LONDON — On February 3, UK thinktank Chatham House published a research paper arguing that the global food system is the primary driver of global biodiversity loss and that current food production decimates natural habitats.
Without reforming the existing food system, the continued destruction of ecosystems and habitats will eventually endanger the planet’s ability to sustain the human population, the report stated.
“The global rate of species extinction today is orders of magnitude higher than the average rate over the past 10 million years,” the report said. The population sizes of mammals, birds, fish, amphibians, and reptiles have also declined by an estimated average of 68% since 1970 — in a little over half a century.
According to the report, over the last 50 years, the conversion of natural ecosystems for pastures or crop production has been the biggest culprit of habitat loss. The area of land allocated for farming has increased around 5.5 times since 1600 and continues to grow, the report stated.
“Current food production depends heavily on the use of inputs such as fertilizer, pesticides, energy, land and water, and on unsustainable practices such as monocropping and heavy tilling,” according to the authors. The food industry has effectively reduced the variety of landscapes and habitats, imperilling different animal and plant species.
Photo: Courtesy of Chatham House
According to the report, now is high time to reconfigure the food system.
“In 2021, governments around the world are expected to unlock unprecedented levels of investment to support economic recovery from the COVID-19 pandemic,” according to the report.

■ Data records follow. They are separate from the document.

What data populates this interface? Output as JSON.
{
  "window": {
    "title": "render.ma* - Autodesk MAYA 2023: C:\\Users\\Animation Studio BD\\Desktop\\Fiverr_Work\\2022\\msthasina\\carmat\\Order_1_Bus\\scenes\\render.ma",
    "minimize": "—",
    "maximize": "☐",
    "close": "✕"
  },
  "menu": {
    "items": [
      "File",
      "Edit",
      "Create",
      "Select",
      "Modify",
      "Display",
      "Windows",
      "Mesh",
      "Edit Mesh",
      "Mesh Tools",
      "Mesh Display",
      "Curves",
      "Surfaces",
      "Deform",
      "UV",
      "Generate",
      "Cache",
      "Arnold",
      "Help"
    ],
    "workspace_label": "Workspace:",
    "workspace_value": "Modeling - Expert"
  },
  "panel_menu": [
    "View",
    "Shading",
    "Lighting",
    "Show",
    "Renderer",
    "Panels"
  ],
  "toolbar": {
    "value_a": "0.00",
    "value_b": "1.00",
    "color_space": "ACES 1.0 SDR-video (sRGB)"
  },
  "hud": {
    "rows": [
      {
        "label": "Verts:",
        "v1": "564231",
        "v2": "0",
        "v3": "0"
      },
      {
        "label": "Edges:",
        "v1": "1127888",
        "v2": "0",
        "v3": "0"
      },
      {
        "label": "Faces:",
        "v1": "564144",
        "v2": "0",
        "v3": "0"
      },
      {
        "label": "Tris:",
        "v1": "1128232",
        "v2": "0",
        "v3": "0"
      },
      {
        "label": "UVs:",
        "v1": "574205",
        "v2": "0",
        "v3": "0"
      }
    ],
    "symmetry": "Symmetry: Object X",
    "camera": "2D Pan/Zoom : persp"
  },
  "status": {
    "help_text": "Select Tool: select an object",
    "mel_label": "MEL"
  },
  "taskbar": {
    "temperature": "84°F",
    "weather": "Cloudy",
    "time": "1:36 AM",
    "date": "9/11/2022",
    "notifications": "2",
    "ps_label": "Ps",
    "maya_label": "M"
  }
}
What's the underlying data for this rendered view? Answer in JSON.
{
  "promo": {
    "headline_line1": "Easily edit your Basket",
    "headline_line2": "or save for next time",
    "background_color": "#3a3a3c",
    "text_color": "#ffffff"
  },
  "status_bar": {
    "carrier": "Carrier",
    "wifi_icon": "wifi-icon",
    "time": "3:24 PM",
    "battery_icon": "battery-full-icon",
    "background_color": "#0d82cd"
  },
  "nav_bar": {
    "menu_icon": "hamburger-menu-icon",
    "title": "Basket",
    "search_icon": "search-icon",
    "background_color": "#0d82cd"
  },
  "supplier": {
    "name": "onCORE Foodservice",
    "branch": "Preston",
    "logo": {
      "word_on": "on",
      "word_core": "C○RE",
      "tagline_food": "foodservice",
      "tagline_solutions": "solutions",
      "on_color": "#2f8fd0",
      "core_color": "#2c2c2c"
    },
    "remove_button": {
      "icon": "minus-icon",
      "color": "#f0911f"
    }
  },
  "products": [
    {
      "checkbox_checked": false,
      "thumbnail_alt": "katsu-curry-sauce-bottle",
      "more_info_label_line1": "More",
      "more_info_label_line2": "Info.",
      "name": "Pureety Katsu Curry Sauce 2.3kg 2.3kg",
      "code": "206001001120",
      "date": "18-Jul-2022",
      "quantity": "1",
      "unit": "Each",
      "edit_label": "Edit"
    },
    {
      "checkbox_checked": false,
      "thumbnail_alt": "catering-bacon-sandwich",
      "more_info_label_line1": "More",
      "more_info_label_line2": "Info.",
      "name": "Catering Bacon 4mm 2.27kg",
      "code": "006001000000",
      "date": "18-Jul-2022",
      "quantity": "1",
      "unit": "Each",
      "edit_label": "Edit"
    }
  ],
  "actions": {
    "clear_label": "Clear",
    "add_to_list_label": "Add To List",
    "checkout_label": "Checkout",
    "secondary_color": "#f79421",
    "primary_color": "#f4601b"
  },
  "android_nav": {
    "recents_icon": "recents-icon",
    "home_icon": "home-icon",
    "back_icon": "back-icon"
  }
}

“Efforts to set in motion a “green recovery” will bring questions of sustainability, equity and societal resilience to the fore, creating new opportunities for joined-up policymaking that affords equal priority to public and planetary health.”
This year offers a suitable set of possibilities for systemic transformation, according to the report. There will be a series of international summits and conferences centred around food systems and biodiversity as well as the inaugural UN Food Systems Summit (UNFSS). The summit will address the need for food system reform for nutrition security, public health, and environmental sustainability.
The authors insist that both the food system and its participants need to adjust its modus operandi in order to create sustainable change for the planet.
According to the report, our existing food system is a highly defective one: “Intensified agricultural production degrades soils and ecosystems, driving down the productive capacity of land and necessitating even more intensive food production to keep pace with demand,” the report pointed out.
“Growing global consumption of cheaper calories and resource-intensive foods aggravates these pressures.”
The food production apparatus has been shaped over decades by a “cheaper food” paradigm in which policies and economies privilege quantity over quality.
The “cheaper food” paradigm (Photo: Courtesy of Chatham House).
“Politicians are still saying ‘my job is to make food cheaper for you,’ no matter how toxic it is from a planetary or human health perspective,” lead author Professor Tim Benton told the Guardian.
To Benton, this trade-off is not a viable long-term solution to poverty nor food insecurity: “We must stop arguing that we have to subsidize the food system in the name of the poor and instead deal with the poor by bringing them out of poverty.”
The authors propose three “levers” that create a more sustainable food system and reduce the strain on land and natural resources: adjusting dietary patterns to lessen food demands and switching to more plant-based diets; protecting and setting land aside for nature; and adopting more sustainable modes of agriculture.
All three levers are interdependent, the report pointed out. And all three levers are indispensable in the project to redesign the food system and rescue the planet.
How the food system affects biodiversity (Photo: Courtesy of Chatham House).
“Dietary change is a necessary global enabler to allow widespread adoption of nature-friendly farming without increasing the pressure to convert natural land,” according to the report.
The authors argued that allocating for biodiversity to the exclusion of other uses and restoring natural habitat would create the most benefit to biodiversity across any given landscape. The most significant gains for biodiversity, according to the report, would be the wholesale restoration of an entire ecosystem.
However, the authors contend that we need to rupture the current consumption pattern because “even radically different modes of farming, such as agroforestry or regenerative farming, will drive rising demand for land if they are not accompanied by a significant reduction in overall demand for food.”
Wiki Production Code: A0598